--- START ---
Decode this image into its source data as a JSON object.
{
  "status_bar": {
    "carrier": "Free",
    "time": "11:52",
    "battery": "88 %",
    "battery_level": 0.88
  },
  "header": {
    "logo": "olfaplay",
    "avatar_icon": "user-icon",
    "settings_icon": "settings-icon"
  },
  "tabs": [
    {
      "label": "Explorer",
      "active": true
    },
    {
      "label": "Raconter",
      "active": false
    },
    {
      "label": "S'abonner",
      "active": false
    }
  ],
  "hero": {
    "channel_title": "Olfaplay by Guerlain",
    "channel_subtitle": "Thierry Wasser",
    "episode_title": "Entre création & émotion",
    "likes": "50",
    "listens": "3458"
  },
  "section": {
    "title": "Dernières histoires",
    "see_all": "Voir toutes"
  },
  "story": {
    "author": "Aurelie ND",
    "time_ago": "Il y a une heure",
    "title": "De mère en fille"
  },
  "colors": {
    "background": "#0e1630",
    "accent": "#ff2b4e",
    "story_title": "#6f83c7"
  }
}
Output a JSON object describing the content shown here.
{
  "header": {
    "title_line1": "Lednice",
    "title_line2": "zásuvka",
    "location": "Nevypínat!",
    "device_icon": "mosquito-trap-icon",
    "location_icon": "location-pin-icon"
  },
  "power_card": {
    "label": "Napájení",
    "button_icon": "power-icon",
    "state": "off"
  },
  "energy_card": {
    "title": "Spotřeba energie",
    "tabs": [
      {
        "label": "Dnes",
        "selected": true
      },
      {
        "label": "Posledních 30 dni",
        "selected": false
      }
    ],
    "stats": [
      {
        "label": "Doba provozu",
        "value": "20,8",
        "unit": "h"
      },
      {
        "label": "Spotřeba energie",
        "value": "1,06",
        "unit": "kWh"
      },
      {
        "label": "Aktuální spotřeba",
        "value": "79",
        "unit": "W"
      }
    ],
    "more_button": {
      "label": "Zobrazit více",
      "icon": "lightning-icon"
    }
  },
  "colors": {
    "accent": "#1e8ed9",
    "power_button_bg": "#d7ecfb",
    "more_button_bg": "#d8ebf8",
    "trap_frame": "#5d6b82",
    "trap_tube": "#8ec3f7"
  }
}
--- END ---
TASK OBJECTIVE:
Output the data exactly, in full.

RESPONSE TO THE TASK:
Decode this image into its source data as a JSON object.
{
  "status_bar": {
    "carrier": "Free",
    "time": "11:52",
    "battery": "88 %",
    "battery_level": 0.88
  },
  "header": {
    "logo": "olfaplay",
    "avatar_icon": "user-icon",
    "settings_icon": "settings-icon"
  },
  "tabs": [
    {
      "label": "Explorer",
      "active": true
    },
    {
      "label": "Raconter",
      "active": false
    },
    {
      "label": "S'abonner",
      "active": false
    }
  ],
  "hero": {
    "channel_title": "Olfaplay by Guerlain",
    "channel_subtitle": "Thierry Wasser",
    "episode_title": "Entre création & émotion",
    "likes": "50",
    "listens": "3458"
  },
  "section": {
    "title": "Dernières histoires",
    "see_all": "Voir toutes"
  },
  "story": {
    "author": "Aurelie ND",
    "time_ago": "Il y a une heure",
    "title": "De mère en fille"
  },
  "colors": {
    "background": "#0e1630",
    "accent": "#ff2b4e",
    "story_title": "#6f83c7"
  }
}
Output a JSON object describing the content shown here.
{
  "header": {
    "title_line1": "Lednice",
    "title_line2": "zásuvka",
    "location": "Nevypínat!",
    "device_icon": "mosquito-trap-icon",
    "location_icon": "location-pin-icon"
  },
  "power_card": {
    "label": "Napájení",
    "button_icon": "power-icon",
    "state": "off"
  },
  "energy_card": {
    "title": "Spotřeba energie",
    "tabs": [
      {
        "label": "Dnes",
        "selected": true
      },
      {
        "label": "Posledních 30 dni",
        "selected": false
      }
    ],
    "stats": [
      {
        "label": "Doba provozu",
        "value": "20,8",
        "unit": "h"
      },
      {
        "label": "Spotřeba energie",
        "value": "1,06",
        "unit": "kWh"
      },
      {
        "label": "Aktuální spotřeba",
        "value": "79",
        "unit": "W"
      }
    ],
    "more_button": {
      "label": "Zobrazit více",
      "icon": "lightning-icon"
    }
  },
  "colors": {
    "accent": "#1e8ed9",
    "power_button_bg": "#d7ecfb",
    "more_button_bg": "#d8ebf8",
    "trap_frame": "#5d6b82",
    "trap_tube": "#8ec3f7"
  }
}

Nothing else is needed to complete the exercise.